Take each line of the records below that contains the string "this" and copy it.

*** Supplied material ***

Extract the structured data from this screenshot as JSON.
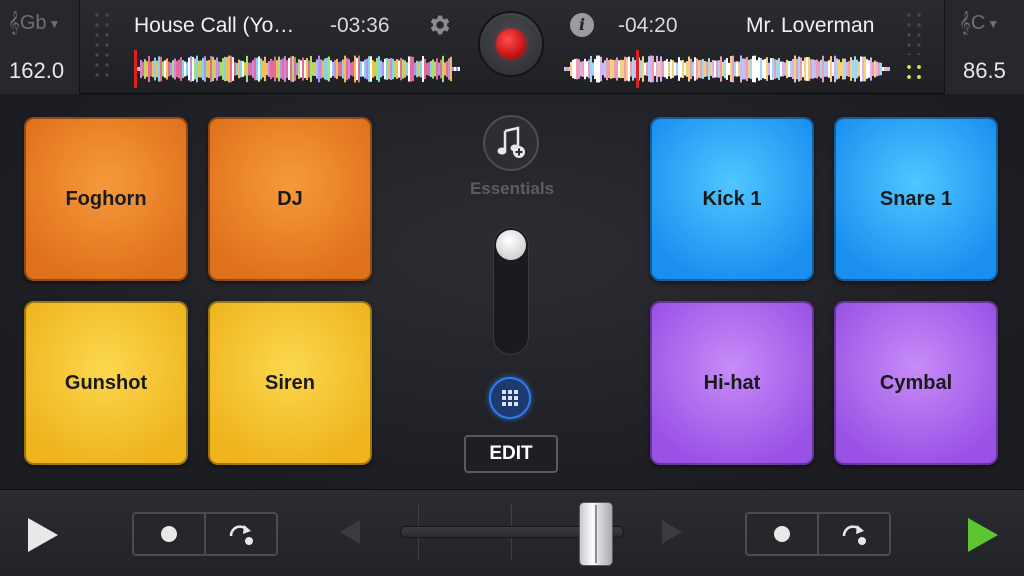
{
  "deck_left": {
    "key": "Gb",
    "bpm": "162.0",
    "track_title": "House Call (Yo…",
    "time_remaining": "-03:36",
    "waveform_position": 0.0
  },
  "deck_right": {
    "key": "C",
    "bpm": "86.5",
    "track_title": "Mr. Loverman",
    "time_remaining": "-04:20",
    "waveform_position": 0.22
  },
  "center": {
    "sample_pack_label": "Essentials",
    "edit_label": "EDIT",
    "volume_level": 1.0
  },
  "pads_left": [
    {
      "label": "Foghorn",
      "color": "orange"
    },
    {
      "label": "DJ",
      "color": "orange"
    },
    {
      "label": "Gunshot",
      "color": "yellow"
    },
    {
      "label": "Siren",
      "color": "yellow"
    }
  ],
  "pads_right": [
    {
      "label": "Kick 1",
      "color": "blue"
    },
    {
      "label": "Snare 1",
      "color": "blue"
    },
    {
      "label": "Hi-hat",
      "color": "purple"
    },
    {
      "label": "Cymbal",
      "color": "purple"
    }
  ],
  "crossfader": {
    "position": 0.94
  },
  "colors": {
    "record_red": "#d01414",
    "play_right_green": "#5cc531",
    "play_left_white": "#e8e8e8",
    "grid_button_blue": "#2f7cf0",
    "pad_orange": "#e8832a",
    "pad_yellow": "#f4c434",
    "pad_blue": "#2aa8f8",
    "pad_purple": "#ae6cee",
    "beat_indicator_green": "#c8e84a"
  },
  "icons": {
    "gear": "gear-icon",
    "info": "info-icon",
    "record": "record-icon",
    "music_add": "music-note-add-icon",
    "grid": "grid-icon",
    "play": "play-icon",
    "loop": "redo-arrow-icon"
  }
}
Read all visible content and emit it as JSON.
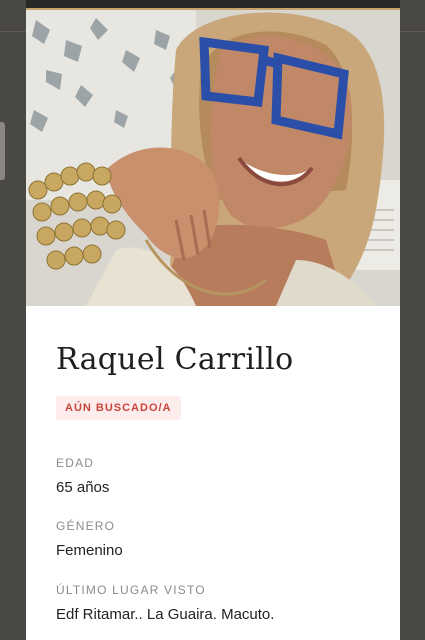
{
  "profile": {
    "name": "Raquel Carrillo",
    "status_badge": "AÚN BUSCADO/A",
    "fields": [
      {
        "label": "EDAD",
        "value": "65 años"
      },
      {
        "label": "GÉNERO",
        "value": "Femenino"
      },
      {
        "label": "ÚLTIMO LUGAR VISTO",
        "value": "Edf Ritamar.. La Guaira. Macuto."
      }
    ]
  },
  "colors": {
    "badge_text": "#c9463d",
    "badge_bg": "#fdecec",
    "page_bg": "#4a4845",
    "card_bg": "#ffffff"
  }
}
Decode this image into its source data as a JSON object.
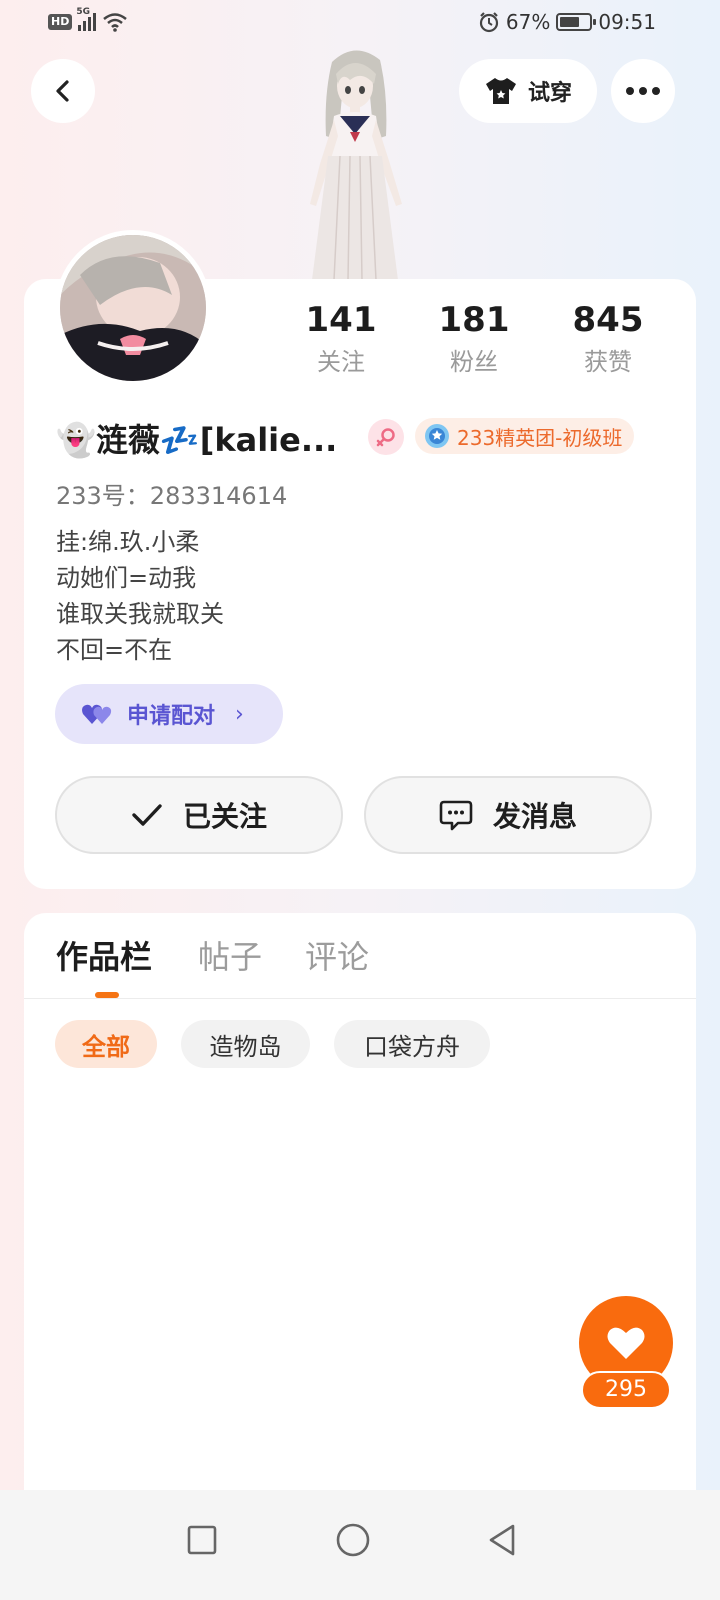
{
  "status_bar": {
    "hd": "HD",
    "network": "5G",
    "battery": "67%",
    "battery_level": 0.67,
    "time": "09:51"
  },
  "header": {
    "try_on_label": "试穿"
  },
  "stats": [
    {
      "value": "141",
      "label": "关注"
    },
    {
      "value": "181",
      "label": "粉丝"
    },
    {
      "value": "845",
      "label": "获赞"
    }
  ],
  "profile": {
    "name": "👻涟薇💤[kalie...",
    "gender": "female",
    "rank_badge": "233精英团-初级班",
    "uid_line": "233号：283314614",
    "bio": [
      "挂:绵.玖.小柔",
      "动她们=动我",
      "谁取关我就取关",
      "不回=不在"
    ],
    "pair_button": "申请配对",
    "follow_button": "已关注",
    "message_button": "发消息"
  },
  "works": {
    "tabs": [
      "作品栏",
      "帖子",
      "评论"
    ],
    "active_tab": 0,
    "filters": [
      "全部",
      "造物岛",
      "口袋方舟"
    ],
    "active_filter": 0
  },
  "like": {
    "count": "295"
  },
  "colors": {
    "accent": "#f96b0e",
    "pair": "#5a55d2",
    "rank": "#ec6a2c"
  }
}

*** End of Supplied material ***
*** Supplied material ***

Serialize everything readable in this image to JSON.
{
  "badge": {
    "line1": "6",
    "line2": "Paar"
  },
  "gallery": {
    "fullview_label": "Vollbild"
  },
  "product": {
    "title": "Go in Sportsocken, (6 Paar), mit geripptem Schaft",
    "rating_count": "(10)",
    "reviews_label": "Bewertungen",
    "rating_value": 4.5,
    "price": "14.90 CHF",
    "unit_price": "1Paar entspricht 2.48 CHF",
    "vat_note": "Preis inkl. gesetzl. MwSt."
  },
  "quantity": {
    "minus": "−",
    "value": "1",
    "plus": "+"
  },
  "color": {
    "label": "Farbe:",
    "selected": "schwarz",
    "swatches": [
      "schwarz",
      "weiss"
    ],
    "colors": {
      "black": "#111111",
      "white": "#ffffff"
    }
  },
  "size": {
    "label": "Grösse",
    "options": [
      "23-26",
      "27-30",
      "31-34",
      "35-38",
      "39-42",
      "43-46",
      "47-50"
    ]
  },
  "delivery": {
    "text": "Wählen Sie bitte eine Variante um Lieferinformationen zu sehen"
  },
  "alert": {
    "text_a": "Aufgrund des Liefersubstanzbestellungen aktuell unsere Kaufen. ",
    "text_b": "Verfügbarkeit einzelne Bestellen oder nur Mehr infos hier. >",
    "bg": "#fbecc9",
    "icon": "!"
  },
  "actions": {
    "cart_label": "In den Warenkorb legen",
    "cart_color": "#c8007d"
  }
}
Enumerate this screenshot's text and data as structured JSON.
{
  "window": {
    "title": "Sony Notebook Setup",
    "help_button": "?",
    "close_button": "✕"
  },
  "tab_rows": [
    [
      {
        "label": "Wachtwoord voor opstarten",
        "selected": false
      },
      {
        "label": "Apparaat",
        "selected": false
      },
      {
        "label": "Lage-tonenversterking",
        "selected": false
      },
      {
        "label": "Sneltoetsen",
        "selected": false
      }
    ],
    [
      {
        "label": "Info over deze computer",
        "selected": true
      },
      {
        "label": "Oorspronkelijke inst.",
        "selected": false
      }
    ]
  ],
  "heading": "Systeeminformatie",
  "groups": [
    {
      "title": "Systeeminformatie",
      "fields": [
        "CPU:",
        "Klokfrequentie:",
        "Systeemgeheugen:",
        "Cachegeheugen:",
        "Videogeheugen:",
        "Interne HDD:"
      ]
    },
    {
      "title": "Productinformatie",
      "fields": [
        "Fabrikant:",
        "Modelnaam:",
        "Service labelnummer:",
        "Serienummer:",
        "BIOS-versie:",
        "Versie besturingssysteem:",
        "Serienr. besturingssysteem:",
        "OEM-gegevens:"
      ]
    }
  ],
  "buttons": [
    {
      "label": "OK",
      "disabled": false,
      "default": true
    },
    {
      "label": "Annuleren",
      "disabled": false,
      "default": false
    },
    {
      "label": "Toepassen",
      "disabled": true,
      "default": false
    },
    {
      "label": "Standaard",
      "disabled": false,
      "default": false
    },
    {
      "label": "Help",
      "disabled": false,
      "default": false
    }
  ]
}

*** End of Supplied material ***
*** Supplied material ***

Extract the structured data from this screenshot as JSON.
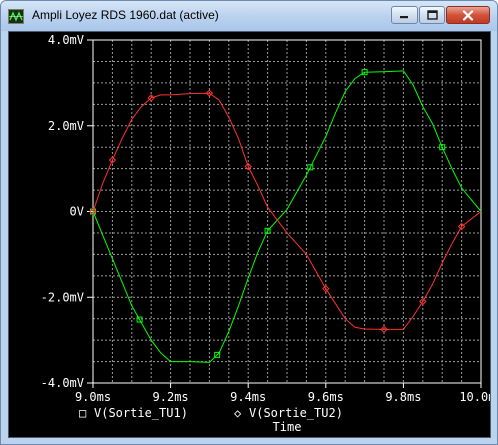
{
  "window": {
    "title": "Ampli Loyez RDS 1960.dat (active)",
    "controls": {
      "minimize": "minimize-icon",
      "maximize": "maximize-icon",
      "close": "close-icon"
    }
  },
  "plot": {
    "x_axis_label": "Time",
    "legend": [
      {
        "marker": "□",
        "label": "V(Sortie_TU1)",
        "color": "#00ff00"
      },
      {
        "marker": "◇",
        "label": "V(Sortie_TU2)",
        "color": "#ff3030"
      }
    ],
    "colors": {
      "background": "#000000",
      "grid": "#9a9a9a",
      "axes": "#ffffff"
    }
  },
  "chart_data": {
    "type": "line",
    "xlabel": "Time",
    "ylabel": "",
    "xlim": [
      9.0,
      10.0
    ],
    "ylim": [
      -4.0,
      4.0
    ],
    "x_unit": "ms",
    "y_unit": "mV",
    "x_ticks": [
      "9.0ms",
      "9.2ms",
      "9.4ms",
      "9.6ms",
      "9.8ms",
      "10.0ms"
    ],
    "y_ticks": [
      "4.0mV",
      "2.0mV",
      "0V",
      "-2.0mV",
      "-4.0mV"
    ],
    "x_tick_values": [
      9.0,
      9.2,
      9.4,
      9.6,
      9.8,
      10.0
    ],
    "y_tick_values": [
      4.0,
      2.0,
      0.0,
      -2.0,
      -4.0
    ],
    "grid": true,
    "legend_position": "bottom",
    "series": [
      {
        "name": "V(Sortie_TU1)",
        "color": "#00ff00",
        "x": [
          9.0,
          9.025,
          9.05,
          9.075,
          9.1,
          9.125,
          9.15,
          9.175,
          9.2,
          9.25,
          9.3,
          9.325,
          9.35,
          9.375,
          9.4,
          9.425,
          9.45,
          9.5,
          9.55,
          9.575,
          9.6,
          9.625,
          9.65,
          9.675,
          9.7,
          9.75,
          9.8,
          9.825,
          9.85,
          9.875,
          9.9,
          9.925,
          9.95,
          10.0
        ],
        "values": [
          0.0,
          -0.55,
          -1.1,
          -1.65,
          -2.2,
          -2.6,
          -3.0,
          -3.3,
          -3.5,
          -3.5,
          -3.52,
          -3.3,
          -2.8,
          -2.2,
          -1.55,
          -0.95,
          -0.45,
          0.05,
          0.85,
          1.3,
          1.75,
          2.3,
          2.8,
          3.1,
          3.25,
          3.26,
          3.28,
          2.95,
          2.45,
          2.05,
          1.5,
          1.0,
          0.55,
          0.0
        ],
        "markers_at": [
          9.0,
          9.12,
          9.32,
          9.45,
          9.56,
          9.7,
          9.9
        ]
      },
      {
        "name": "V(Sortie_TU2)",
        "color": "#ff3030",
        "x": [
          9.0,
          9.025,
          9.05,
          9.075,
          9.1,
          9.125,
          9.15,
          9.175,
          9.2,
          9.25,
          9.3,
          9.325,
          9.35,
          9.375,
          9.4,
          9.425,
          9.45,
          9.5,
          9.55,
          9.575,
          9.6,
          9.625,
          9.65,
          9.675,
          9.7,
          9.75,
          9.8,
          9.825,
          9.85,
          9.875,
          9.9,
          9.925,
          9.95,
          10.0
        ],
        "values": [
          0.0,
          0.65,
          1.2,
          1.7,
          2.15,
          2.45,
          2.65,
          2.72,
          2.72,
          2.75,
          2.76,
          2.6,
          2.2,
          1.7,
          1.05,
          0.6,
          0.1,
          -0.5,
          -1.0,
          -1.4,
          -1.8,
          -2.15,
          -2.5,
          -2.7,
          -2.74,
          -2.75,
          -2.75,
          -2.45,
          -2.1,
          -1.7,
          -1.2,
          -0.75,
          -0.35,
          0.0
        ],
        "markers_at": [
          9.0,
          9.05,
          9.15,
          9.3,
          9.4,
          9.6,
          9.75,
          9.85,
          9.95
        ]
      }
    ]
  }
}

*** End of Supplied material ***

Written response:
Extract the structured data from this screenshot as JSON.
Decode this image into its source data as a JSON object.
Serialize everything readable in this image to JSON.
Enumerate this screenshot's text and data as structured JSON.
Extract the structured data from this screenshot as JSON.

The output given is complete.